8 Hayden Rowe Street  - the Lee Claflin House

8 Hayden Rowe Street - the Lee Claflin House

The Lee Claflin House on Hayden Rowe Street, just off of the Common, is one of the more impressive Greek Revival buildings in Hopkinton. It is a high-style example, with an end-gable layout, fluted Ionic columns, an elaborate door surround, and elongated first-floor windows. The house was built for Claflin by his son, Hon. William Claflin, who was governor of Massachusetts from 1869 to 1871. It is unclear if William ever spent any significant time in this house, but one of the librarians on tour mentioned that the homeowner has been doing some work on the building, and in one of the walls found a metal stamp or press with William's name on it.

28 Hayden Rowe Street  - the Samuel Crooks House

28 Hayden Rowe Street - the Samuel Crooks House

Just a few houses down from the Claflin House is the Samuel Crooks House, another high-style example, but this time of the Italianate style. Hopkinton was still growing rapidly during the second half of the 19th century, when the Italiante style was popular. Its features include asymmetrical massing with a side entrance and projecting bays, elaborate woodwork at the eaves and around windows and doors, and large panes of glass in the windows. Because glass production had advanced so significantly by the middle of the century, later styles often feature one-over-one or two-over-two sash, such as seen here on the Crooks House.  Crooks and Claflin were both prominent Hopkinton factory owners who had money to spend on large and ornate buildings like these.

82-84 Pleasant Street  - image from the town's 1980s survey

82-84 Pleasant Street - image from the town's 1980s survey

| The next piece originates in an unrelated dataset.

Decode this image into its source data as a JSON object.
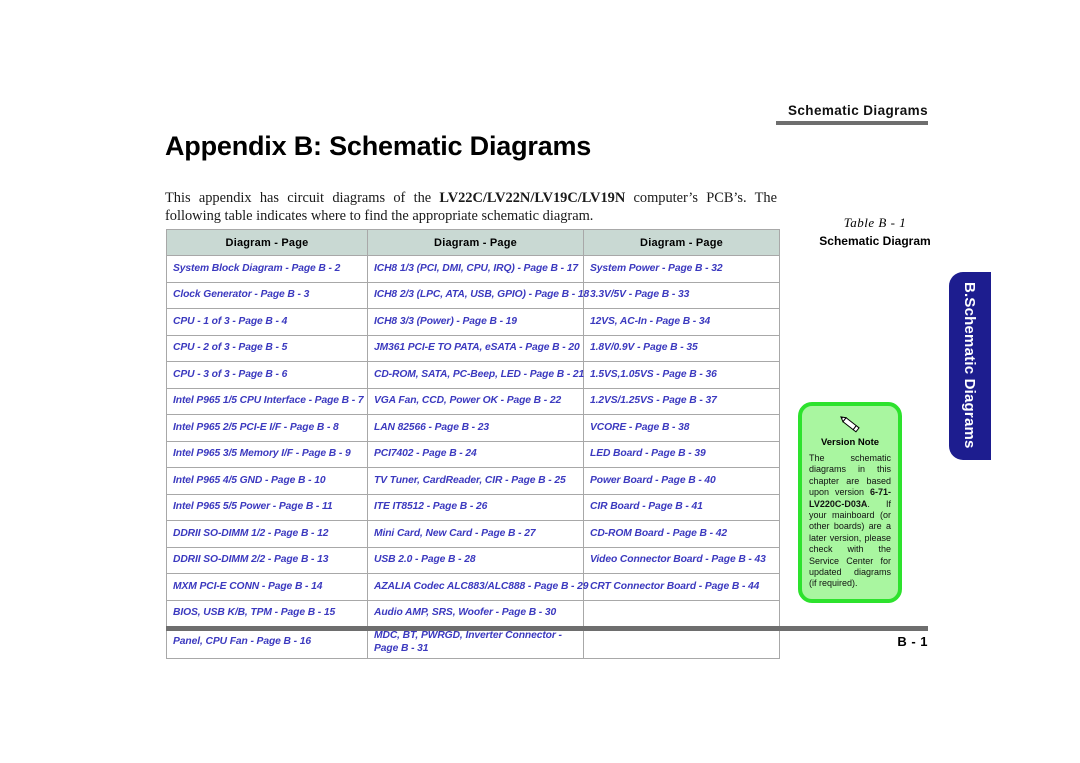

Because Hopkinton Center began to grow in the 1830s and 1840s, residents built a different form of housing than what you might find in other factory or mill towns, such as Uxbridge, Grafton, or Worcester. This double house on Pleasant Street from the 1850s is representative of what you might find in those towns, but is one of the only double houses remaining in Hopkinton Center. By the 1850s, much of Hopkinton Center had already been built up with smaller end-gable Greek Revival cottages, leaving little room for larger buildings such as this.


21 Hayden Rowe Street  - the Greek Revival cottage form which is found throughout Hopkinton Center

21 Hayden Rowe Street - the Greek Revival cottage form which is found throughout Hopkinton Center

One common feature on these smaller Greek Revival cottages is that they were often updated with Italianate features at the end of the 19th century. It is rare to see one of these houses in Hopkinton Center that does not have brackets at the eaves or a hood over the door. 

28 Main Street  - the Hopkinton Supply Company Building

28 Main Street - the Hopkinton Supply Company Building

Hopkinton's only building listed on the National Register of Historic Places, the 1906 Hopkinton Supply Company building is representative of later development in Hopkinton. A fire at the turn of the century had destroyed much of the northern side of Main Street, resulting in a new Town Hall and a row of several new shops in the 1900s. The Hopkinton Supply Company was one of these new buildings, but it stands out from its neighbors for its construction - it is a mail-order building. The building was ordered from the George L. Mesker Company of Evansville, Indiana, shipped to Hopkinton, and assembled on-site. The whole building is constructed of galvanized pressed steel, another unique and interesting feature of the building. Because Hopkinton had little to no growth after the turn of the century, this is one of the few newer buildings in Hopkinton Center.